On leaving the country for fertility’s sake. A few weeks ago, we flew to Tucson to do this crazy blood treatment. The next morning, we woke up at 5 and drove down to Nogales, Arizona, where we met a driver from our doctor’s office, along with two other couples who were also pursuing LIT therapy. My husband and I were thinking, This is the craziest thing we’ve ever done.
It’s a long story, but basically: After making it all the way to the clinic, we were told some antibodies in my husband’s blood meant we couldn’t do the therapy. They hadn’t read our charts and results close enough before we made the trip — so we’ll have to go back and try again. When the doctor said I couldn’t have it, I just thought, Are you fucking kidding me.
Our doctor is taking responsibility for the error and helping us defray some future costs, and my husband had his blood retested a few days ago. If we can’t use his, we can apparently use a friend’s to desensitize me. This is where we are right now. I wish it weren’t the case. Based on what I know about this immunology therapy, it seems like it will be several months before we can attempt another transfer. It feels like we’re on borrowed time, with us both being in our 40s.

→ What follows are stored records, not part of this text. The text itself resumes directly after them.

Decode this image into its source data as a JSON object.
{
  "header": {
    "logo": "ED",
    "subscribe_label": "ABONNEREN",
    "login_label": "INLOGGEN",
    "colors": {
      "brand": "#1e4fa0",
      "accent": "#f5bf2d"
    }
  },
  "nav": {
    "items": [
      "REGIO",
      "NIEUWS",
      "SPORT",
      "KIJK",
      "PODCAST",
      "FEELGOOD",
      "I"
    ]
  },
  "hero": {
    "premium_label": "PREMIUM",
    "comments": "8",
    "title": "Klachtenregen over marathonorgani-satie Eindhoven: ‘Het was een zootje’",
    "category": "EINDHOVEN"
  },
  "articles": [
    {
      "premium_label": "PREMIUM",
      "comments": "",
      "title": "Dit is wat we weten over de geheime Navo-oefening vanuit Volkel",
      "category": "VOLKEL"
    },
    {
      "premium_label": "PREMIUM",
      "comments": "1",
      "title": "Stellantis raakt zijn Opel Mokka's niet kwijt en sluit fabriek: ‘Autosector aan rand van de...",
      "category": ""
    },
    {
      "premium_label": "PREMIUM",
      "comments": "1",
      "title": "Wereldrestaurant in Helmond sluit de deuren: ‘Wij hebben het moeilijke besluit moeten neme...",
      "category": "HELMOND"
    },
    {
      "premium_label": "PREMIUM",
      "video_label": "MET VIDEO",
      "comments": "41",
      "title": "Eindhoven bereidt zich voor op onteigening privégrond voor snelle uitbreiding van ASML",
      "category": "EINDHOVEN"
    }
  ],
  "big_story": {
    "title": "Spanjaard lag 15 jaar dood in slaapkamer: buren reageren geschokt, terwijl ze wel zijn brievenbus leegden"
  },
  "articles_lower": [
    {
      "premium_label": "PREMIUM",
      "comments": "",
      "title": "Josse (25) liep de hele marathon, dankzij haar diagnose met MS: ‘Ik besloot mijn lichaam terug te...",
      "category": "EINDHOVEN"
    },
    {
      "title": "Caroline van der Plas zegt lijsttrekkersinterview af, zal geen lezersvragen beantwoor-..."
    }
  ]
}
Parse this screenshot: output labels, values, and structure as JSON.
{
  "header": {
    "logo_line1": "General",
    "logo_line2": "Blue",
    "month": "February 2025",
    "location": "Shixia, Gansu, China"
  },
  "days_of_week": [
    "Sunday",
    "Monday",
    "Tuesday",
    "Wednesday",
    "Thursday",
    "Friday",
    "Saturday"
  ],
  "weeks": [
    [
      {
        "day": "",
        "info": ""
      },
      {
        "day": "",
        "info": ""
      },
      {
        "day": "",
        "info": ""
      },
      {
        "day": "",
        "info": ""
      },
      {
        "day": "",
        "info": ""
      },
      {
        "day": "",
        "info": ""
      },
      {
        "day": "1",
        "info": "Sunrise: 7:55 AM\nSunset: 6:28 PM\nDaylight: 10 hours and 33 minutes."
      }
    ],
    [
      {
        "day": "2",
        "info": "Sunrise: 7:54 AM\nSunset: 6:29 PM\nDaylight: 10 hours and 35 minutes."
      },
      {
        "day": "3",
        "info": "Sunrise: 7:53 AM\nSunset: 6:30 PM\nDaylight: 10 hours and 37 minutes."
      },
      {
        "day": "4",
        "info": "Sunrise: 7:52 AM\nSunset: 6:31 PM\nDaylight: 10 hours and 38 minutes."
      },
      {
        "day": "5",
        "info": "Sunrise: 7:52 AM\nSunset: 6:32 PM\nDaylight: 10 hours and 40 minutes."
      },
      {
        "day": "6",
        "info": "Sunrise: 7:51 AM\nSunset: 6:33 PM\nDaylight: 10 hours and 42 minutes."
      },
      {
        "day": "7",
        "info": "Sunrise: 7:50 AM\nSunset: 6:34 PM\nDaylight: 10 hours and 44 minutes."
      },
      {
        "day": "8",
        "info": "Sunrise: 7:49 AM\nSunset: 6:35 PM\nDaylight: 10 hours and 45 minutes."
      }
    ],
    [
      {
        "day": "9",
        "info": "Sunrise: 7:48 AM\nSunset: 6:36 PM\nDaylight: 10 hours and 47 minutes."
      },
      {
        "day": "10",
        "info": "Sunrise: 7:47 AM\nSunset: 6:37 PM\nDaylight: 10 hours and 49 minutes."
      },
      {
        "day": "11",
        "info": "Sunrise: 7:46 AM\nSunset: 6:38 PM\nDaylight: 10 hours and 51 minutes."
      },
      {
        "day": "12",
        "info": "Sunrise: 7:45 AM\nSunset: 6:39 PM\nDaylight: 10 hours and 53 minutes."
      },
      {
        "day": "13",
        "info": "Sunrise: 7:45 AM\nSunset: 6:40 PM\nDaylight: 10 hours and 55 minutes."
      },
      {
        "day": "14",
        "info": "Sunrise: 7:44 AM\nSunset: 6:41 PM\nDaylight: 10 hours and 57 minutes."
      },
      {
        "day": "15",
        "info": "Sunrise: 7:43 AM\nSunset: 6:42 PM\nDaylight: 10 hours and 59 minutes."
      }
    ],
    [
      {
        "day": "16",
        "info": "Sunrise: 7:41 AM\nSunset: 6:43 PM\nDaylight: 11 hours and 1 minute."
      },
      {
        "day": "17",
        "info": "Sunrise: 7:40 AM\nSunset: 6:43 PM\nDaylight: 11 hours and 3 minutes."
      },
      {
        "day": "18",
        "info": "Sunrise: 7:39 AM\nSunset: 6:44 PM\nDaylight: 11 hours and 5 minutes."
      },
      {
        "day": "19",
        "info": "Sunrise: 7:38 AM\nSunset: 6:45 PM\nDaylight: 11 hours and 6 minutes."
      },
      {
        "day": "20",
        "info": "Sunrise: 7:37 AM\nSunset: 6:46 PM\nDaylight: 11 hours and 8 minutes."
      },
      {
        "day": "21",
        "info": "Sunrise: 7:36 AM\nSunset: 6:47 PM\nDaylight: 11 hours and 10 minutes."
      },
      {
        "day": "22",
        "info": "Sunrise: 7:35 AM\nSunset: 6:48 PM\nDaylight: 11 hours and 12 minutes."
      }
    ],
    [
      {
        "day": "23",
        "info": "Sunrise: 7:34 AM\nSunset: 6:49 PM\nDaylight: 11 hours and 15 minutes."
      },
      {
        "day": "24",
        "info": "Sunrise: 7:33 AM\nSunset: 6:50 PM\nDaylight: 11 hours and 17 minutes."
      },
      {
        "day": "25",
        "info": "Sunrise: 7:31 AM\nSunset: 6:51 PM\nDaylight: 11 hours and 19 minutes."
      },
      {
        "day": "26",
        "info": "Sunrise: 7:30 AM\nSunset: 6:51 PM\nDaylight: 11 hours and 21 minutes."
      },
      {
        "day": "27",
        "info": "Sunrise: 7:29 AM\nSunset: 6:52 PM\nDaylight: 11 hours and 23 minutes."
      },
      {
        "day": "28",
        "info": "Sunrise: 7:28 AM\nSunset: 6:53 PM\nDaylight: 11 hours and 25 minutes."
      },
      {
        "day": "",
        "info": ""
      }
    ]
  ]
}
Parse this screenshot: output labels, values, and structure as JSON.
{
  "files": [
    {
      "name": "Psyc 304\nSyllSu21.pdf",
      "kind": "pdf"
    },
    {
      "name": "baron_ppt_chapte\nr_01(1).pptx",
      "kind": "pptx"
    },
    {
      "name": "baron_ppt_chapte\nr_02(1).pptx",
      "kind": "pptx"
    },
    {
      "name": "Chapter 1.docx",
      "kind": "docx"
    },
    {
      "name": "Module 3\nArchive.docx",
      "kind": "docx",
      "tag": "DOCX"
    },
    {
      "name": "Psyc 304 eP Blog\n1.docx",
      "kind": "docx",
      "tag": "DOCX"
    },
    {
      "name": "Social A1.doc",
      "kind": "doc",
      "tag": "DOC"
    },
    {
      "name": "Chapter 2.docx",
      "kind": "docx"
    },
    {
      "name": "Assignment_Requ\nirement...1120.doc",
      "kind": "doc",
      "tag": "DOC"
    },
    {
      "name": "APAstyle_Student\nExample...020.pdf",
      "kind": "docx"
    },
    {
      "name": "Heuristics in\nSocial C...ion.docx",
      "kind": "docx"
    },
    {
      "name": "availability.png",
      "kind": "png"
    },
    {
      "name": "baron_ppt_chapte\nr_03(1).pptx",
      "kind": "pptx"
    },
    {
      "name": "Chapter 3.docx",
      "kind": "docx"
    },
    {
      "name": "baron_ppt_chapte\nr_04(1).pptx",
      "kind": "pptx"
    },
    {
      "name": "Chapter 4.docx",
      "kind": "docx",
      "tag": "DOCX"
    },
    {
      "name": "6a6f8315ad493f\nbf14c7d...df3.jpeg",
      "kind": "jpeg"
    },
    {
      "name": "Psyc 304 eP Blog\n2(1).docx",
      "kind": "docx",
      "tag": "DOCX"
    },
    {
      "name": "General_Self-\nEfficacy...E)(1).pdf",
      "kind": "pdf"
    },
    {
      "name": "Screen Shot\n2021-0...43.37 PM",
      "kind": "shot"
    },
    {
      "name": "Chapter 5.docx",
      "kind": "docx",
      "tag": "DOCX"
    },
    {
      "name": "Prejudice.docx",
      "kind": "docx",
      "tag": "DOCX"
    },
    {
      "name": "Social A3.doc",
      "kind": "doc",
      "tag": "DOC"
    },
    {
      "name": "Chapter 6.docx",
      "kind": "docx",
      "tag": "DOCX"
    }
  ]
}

On what might be next. I feel very aware that I don’t know how much more of this I can take. I don’t know how anyone does this for ten years — some people do. What I’m thinking about now is how and when you decide you’re okay without having kids. How do I get myself to that point, if I need to? I’m sure it won’t be overnight. I think it will definitely take some time and I’m sure some therapy. Frankly, at this point, my husband and I are worried about feeling old as parents. We could still research and consider adoption, but adoption takes time, more money, and if we do that, it will be at least a year or two before we have a child.
I feel like no one prepares you for the possibility of not having a baby, no matter how much you want one. People say, “IVF! Donor eggs! Adoption! Surrogacy!” But here we are, many thousands of dollars later, and we’re not much closer to having a baby. That’s what I keep thinking about these days: Knowing and preparing for the fact that motherhood may not happen.